Relative abundance of derelict fishing gear in the Hawaii-based pelagic longline fishery grounds as estimated from fishery observer data

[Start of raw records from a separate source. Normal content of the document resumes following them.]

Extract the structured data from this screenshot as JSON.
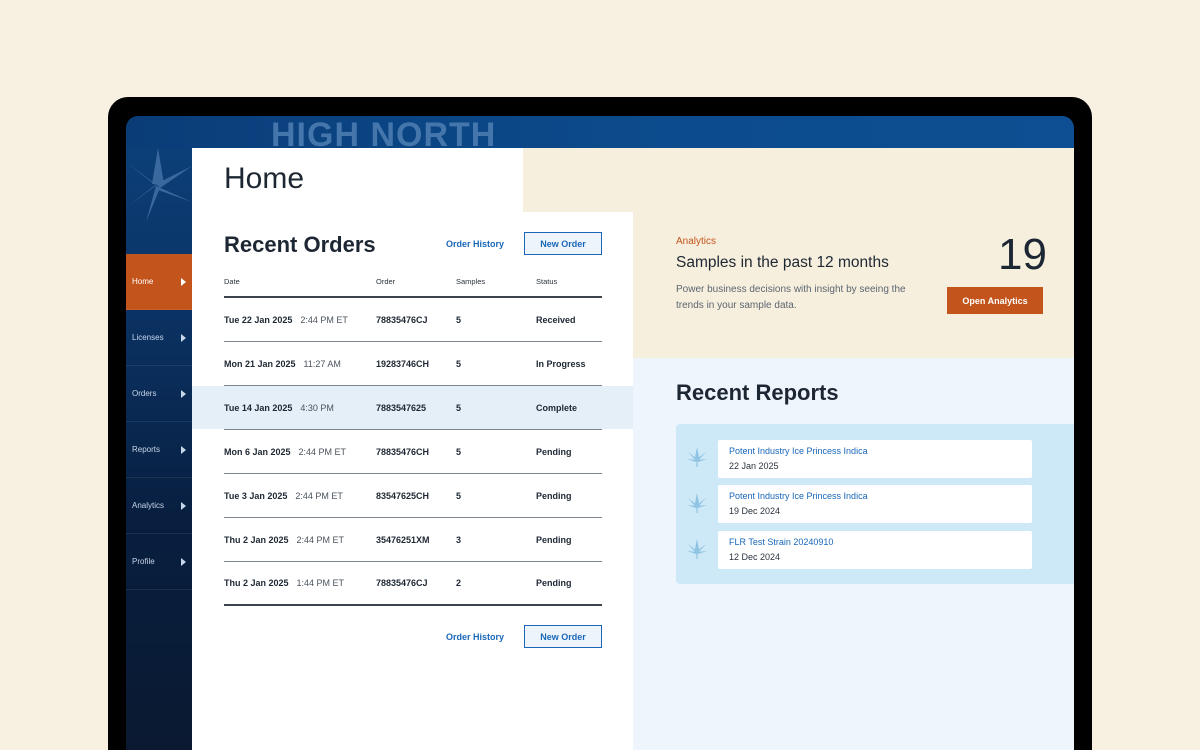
{
  "brand": {
    "name": "HIGH NORTH"
  },
  "colors": {
    "accent": "#c2541c",
    "link": "#1967b8",
    "navy": "#0a3d78",
    "highlight_row": "#e4eff8"
  },
  "sidebar": {
    "items": [
      {
        "label": "Home",
        "active": true
      },
      {
        "label": "Licenses",
        "active": false
      },
      {
        "label": "Orders",
        "active": false
      },
      {
        "label": "Reports",
        "active": false
      },
      {
        "label": "Analytics",
        "active": false
      },
      {
        "label": "Profile",
        "active": false
      }
    ]
  },
  "page": {
    "title": "Home"
  },
  "recent_orders": {
    "title": "Recent Orders",
    "order_history_label": "Order History",
    "new_order_label": "New Order",
    "columns": [
      "Date",
      "Order",
      "Samples",
      "Status"
    ],
    "rows": [
      {
        "day": "Tue 22 Jan 2025",
        "time": "2:44 PM ET",
        "order": "78835476CJ",
        "samples": "5",
        "status": "Received"
      },
      {
        "day": "Mon 21 Jan 2025",
        "time": "11:27 AM",
        "order": "19283746CH",
        "samples": "5",
        "status": "In Progress"
      },
      {
        "day": "Tue 14 Jan 2025",
        "time": "4:30 PM",
        "order": "7883547625",
        "samples": "5",
        "status": "Complete"
      },
      {
        "day": "Mon 6 Jan 2025",
        "time": "2:44 PM ET",
        "order": "78835476CH",
        "samples": "5",
        "status": "Pending"
      },
      {
        "day": "Tue 3 Jan 2025",
        "time": "2:44 PM ET",
        "order": "83547625CH",
        "samples": "5",
        "status": "Pending"
      },
      {
        "day": "Thu 2 Jan 2025",
        "time": "2:44 PM ET",
        "order": "35476251XM",
        "samples": "3",
        "status": "Pending"
      },
      {
        "day": "Thu 2 Jan 2025",
        "time": "1:44 PM ET",
        "order": "78835476CJ",
        "samples": "2",
        "status": "Pending"
      }
    ],
    "footer_order_history_label": "Order History",
    "footer_new_order_label": "New Order"
  },
  "analytics": {
    "kicker": "Analytics",
    "title": "Samples in the past 12 months",
    "description": "Power business decisions with insight by seeing the trends in your sample data.",
    "count": "19",
    "button_label": "Open Analytics"
  },
  "recent_reports": {
    "title": "Recent Reports",
    "items": [
      {
        "name": "Potent Industry Ice Princess Indica",
        "date": "22 Jan 2025",
        "icon": "cannabis-leaf-icon"
      },
      {
        "name": "Potent Industry Ice Princess Indica",
        "date": "19 Dec 2024",
        "icon": "cannabis-leaf-icon"
      },
      {
        "name": "FLR Test Strain 20240910",
        "date": "12 Dec 2024",
        "icon": "cannabis-leaf-icon"
      }
    ]
  }
}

Derelict fishing gear (DFG) is abundant across the remote North Pacific Ocean, accumulating in convergence zones that coincide with the fishing grounds of the Hawai’i-based pelagic longline fishery. Longlines are prone to snagging DFG, providing an opportunistic, yet regular, reporting mechanism by longline fishery observers (fishery-dependent data). We apply a zero-inflated negative binomial model previously used to standardize catch per unit effort (CPUE) for bycatch and incidentally caught species in this fishery to estimate DFG relative abundance and qualitative trends within the longline fishing grounds. During 2008–2016, observers reported 1326 marine debris items intercepted by longlines, dominated by DFG at nearly 90%. Modeling results suggest that the relative abundance of DFG has declined ~66% from 2008–2016. DFG standardized CPUE was higher for longlines fished inside the North Pacific Subtropical Convergence Zone (versus outside) and increased moving eastward and northward toward the Great Pacific Garbage Patch. Despite substantially less effort in the shallow-set sector of the fishery (∼60 m depth), DFG standardized CPUE was four-fold greater than that of the deep-set sector (∼250 m) suggesting that marine debris observer reporting focused in this sector may be most effective. Some fishermen voluntarily stow snagged debris; incentivizing at-sea removal may elicit further cooperation.